- One last point that has been running through the back of my mind is stated by Jacobs matter-of-factly: “I am not sure to what extent I want to see neoliberalism vanquished, because I am not sure what neoliberalism is.” Bravo.
- And finally, from my own field of Mediterranean archaeology, Bill Caraher contributes to the discussion with “Digital Humanities and the New Liberal Arts.” Caraher notes the anticipated backlash of the LARB piece, but also recognizes some of the important points that the article makes, imagining the humanities and liberal arts in the 21st century. He rightly notes the “pressures from outside the academy to make higher education relevant to the economic (and political) needs of the community (and our stakeholders),” a trend in the news as of late. He also questions the methodologies and teaching of skill sets - broadly speaking - to university students, and what the future of this is: “If integration and dis-integration of skills represents a constant pressure on how we justify our practice in the classroom and in our disciplines, there is the equal pressure to dissipate and disintegrate disciplinary learning and research across the curriculum.” What are the functions of each course, each discipline, each skill that we teach? Caraher very persuasively uses the LARB article not as a mouthpiece for a “critique about critique,” or really even as a reflection on the Digital Humanities, but more to question the nature and direction of higher education itself. I hope he follows up on these musings, as I found them very insightful.

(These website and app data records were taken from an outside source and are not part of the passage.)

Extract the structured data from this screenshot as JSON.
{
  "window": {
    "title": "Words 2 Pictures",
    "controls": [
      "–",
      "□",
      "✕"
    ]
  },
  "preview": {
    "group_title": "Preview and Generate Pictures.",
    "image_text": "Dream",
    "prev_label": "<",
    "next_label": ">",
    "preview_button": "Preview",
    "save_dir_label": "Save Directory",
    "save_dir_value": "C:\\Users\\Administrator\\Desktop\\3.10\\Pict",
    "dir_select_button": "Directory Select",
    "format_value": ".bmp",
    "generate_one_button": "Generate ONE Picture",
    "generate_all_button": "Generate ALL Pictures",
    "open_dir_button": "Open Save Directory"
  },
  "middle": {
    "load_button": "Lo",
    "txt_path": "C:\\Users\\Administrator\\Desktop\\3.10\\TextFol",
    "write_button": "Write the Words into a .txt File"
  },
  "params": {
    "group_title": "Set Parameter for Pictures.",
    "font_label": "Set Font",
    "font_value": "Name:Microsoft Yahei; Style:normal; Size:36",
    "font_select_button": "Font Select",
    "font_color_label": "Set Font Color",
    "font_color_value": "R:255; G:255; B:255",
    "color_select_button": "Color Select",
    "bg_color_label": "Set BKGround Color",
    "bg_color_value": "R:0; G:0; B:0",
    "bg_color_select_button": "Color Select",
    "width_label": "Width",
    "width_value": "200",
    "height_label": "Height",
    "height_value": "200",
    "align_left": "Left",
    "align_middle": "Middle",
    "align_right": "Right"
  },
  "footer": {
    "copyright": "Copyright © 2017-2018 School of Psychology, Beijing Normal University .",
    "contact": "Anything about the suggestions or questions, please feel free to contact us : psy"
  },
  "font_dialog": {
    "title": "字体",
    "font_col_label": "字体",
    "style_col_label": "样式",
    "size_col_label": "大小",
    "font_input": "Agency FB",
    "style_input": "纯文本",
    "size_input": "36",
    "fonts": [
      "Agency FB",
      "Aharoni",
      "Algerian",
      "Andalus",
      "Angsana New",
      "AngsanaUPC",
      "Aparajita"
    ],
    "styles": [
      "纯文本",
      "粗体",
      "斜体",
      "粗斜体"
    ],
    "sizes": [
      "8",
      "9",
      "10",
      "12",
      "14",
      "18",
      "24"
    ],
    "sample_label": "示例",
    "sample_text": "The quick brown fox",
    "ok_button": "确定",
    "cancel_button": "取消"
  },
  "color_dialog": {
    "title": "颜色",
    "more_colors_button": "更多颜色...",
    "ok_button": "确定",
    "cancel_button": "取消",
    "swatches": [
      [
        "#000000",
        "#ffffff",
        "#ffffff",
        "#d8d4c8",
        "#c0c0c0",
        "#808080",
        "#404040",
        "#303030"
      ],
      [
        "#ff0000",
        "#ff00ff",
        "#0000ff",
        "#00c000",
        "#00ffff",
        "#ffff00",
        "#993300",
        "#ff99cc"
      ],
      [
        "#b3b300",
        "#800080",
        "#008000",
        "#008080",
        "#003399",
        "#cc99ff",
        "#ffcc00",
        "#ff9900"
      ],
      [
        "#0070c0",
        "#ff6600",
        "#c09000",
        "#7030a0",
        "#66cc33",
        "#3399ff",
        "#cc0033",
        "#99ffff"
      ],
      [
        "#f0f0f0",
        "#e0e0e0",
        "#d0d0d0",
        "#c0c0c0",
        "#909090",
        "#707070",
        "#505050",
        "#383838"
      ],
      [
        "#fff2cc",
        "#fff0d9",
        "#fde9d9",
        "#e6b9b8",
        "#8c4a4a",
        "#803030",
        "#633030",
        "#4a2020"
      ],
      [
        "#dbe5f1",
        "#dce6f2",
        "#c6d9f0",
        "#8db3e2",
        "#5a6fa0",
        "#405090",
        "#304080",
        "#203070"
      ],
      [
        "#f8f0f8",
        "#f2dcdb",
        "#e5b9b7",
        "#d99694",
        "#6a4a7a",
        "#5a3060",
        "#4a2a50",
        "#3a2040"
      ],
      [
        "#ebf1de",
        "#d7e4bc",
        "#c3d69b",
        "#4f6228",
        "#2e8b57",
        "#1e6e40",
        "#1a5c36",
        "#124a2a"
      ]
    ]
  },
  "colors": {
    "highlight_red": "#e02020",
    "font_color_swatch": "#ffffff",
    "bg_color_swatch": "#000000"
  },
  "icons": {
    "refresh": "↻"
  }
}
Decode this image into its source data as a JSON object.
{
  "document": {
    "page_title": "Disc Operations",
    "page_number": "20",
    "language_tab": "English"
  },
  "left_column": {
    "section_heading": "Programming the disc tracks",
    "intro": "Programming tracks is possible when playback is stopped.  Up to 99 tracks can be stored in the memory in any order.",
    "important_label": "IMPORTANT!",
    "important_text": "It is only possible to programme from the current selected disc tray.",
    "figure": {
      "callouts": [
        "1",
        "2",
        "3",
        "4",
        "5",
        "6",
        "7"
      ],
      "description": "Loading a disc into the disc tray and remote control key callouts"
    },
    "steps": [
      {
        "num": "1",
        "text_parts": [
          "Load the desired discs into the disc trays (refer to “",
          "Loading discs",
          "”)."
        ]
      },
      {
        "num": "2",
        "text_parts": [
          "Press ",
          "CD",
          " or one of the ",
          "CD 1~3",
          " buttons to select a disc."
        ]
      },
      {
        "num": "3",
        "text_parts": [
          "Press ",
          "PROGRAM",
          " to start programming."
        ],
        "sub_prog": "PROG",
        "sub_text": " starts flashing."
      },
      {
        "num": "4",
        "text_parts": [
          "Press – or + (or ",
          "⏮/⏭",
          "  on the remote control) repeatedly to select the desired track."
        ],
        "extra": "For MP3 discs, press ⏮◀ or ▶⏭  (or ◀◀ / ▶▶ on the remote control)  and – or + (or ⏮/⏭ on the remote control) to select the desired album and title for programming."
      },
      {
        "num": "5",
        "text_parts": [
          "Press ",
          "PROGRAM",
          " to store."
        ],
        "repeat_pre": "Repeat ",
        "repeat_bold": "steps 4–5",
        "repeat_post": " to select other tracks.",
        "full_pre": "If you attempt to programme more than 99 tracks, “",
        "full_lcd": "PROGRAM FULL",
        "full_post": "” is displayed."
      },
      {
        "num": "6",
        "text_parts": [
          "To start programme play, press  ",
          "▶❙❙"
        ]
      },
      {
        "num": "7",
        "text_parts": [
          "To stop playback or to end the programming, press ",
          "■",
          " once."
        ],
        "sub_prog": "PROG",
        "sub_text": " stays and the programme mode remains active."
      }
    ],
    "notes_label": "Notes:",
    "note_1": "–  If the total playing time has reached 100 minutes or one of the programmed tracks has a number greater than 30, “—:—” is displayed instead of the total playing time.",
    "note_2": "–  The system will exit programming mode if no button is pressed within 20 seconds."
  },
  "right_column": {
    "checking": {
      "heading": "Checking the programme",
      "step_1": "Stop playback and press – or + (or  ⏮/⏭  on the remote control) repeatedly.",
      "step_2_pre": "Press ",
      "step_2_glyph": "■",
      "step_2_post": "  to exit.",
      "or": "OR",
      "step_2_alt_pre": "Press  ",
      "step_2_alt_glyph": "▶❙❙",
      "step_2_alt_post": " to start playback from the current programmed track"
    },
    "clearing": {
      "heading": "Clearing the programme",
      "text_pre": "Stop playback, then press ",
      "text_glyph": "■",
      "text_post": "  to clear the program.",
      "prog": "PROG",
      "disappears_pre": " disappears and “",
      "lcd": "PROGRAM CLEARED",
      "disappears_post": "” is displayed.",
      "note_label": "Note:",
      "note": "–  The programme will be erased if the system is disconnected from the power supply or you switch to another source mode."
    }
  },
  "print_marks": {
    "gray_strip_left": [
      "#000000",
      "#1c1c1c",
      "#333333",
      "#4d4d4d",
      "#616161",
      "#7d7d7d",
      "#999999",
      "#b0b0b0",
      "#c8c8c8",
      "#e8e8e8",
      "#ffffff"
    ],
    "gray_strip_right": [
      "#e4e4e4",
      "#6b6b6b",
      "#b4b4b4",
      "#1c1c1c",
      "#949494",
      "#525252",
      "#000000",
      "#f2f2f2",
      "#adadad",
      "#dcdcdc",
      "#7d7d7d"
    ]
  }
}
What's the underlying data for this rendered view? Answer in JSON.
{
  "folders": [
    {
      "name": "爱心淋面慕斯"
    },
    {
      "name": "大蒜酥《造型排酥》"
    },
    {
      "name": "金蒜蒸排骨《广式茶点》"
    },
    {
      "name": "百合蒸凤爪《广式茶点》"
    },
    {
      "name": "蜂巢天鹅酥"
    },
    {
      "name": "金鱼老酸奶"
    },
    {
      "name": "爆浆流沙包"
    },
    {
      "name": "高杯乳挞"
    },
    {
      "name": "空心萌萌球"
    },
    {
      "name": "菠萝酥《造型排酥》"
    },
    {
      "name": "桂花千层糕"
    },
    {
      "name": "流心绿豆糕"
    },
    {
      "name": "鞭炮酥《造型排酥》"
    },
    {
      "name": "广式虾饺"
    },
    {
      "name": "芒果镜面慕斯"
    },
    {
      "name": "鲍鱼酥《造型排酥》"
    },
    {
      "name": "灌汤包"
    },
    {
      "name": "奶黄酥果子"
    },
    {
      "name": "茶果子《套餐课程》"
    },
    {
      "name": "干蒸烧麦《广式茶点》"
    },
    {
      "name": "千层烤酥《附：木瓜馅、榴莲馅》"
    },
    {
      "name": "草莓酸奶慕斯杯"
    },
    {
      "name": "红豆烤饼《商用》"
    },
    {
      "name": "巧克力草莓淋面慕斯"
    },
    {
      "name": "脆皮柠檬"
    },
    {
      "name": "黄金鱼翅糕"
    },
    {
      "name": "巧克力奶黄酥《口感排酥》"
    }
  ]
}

- ETA: More twitter comments, brought together in Storify and this time from Alan Liu: "On Digital Humanities and 'Critique.'" Liu echoes many of the sentiments of those above, but even better, posts a link to his work-in-progress book, Against the Cultural Singularity: Digital Humanities & Critical Infrastructure Studies, which "bear[s] on the critical potential of the digital humanities and critique." One of the best lines from his text goes completely against the grain of DH's supposed neoliberalist agenda: "The critical potential of this tendency in the digital humanities to be lightly-antifoundationalist can now be stated: it is precisely the ability to treat infrastructure not as a foundation, a given, but instead as a tactical medium that opens the possibility of critical infrastructure studies as a mode of cultural studies."
Last but not least, the comments section of the LARB article has a number of thoughtful responses as well, and I would encourage you to read them, too.
I stand firm in my thoughts that this article encourages divisiveness in the humanities, the university, and the Digital Humanities, rather than bringing disciplines together (as DH frequently does so well!). But most of all, I’d hate for this article to overshadow the wonderful series of interviews organized by my fellow CLIR postdoc Melissa Dinsman,“The Digital in the Humanities” (also, coincidentally, in the LARB). There are three interviews to start, and a number more to come, all offering excellent viewpoints about the relationships between the digital and the humanities. Perhaps use that a starting point for learning about a variety of perspective of what Digital Humanities has to offer the university and researchers in the 21st century.